Calls to block vehicles accessing beach area (far left area of picture) from Lleiniog car park over erosion and public safety fears (pic: Dale Spridgeon)

CALLS are being made to block an unofficial route onto a protected Anglesey beach where cars and camper vans have been seen parking at the water’s edge.

Vehicles have been passing through a gap at the end of the Lleiniog beach picnic site car park near Penmon to access a pebbled beach  and raised grassy area.

Now, the local community council, is urging Anglesey County Council to take block up the route over fears that the vehicles could cause erosion at the site notorious for the problem and for public safety.

Lleiniog beach and its surrounding area is part of a 6km coastal stretch designated an area of Special Scientific Interest.

It also includes a popular section of the Anglesey Coastal Path.
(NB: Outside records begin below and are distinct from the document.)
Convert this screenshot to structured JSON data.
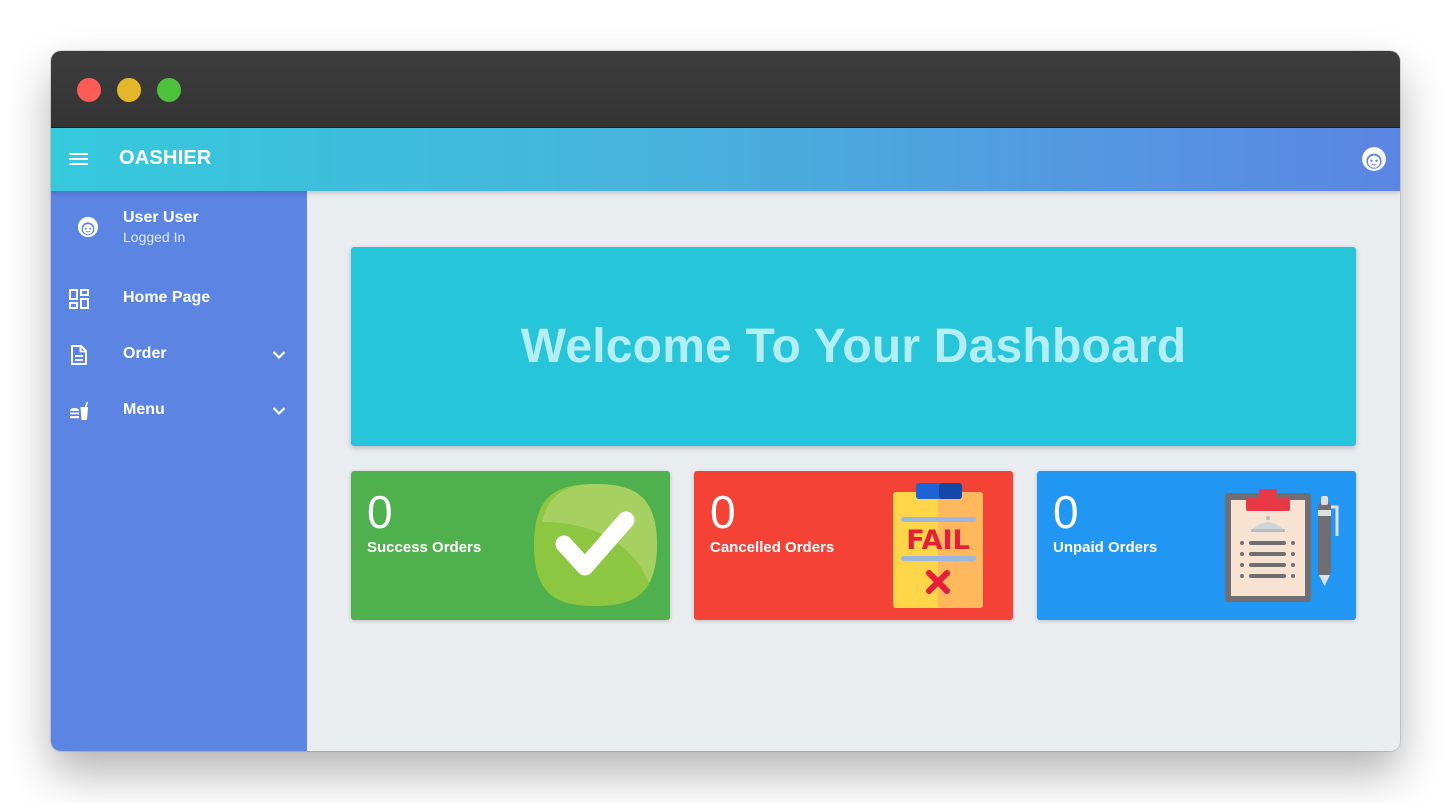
{
  "window": {
    "controls": [
      "close",
      "minimize",
      "maximize"
    ]
  },
  "appbar": {
    "title": "OASHIER",
    "menu_icon": "hamburger-menu-icon",
    "avatar_icon": "face-avatar-icon"
  },
  "sidebar": {
    "user": {
      "name": "User User",
      "status": "Logged In"
    },
    "items": [
      {
        "label": "Home Page",
        "icon": "dashboard-icon",
        "expandable": false
      },
      {
        "label": "Order",
        "icon": "document-icon",
        "expandable": true
      },
      {
        "label": "Menu",
        "icon": "fastfood-icon",
        "expandable": true
      }
    ]
  },
  "main": {
    "banner": {
      "title": "Welcome To Your Dashboard"
    },
    "cards": [
      {
        "count": "0",
        "label": "Success Orders",
        "color": "#4fb14d",
        "icon": "checkmark-badge-icon"
      },
      {
        "count": "0",
        "label": "Cancelled Orders",
        "color": "#f44336",
        "icon": "fail-clipboard-icon"
      },
      {
        "count": "0",
        "label": "Unpaid Orders",
        "color": "#2196f3",
        "icon": "order-clipboard-pen-icon"
      }
    ]
  },
  "colors": {
    "sidebar": "#5c85e3",
    "appbar_start": "#35c9dc",
    "appbar_end": "#5c85e3",
    "banner": "#26c5d9",
    "content_bg": "#eaedf0"
  }
}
Anglesey protected beach area where vehicles have been seen parked after gaining access through Lleiniog car park between Llangoed and Penmon (pic: Dale Spridgeon)

Llangoed and Penmon Community Council clerk Alun Foulkes said:

“We don’t really want people parking down there, not only for their own safety, driving a vehicle so close to the water’s edge, but mainly to prevent further erosion of the site, it’s long been a problem there, and it is also protected area.

“We don’t want to stop people enjoying the area, but we just ask people not park there, but leave their vehicles in the car park.”

It is thought that recent work in the area may have contributed to the public’s perception of access to the site.

“There was a lot of work in that area following a recent planning application to carry out tidal defence at a nearby house,” Mr Foulkes added.

“I think the council need to block up the end of the car park so vehicles can’t get through.”

Lleiniog beach hit world-wide notoriety in 2018, when protesters highlighted that thousands of years of “globally-important” history and geology had been bulldozed by council contractors.

A 200-yard stretch of beach was torn up leaving the once boulder-strewn beach bare and with what were described as  “glacially significant” rocks piled at the top end of the beach.

The site has long attracted scientists, marine biologists and geologists to study its unique glacial, archaeological and marine features.

Historians and archaeologists, also study features of the Lleioniog beach area, including medieval features relating to the  nearby Aberlleiniog castle.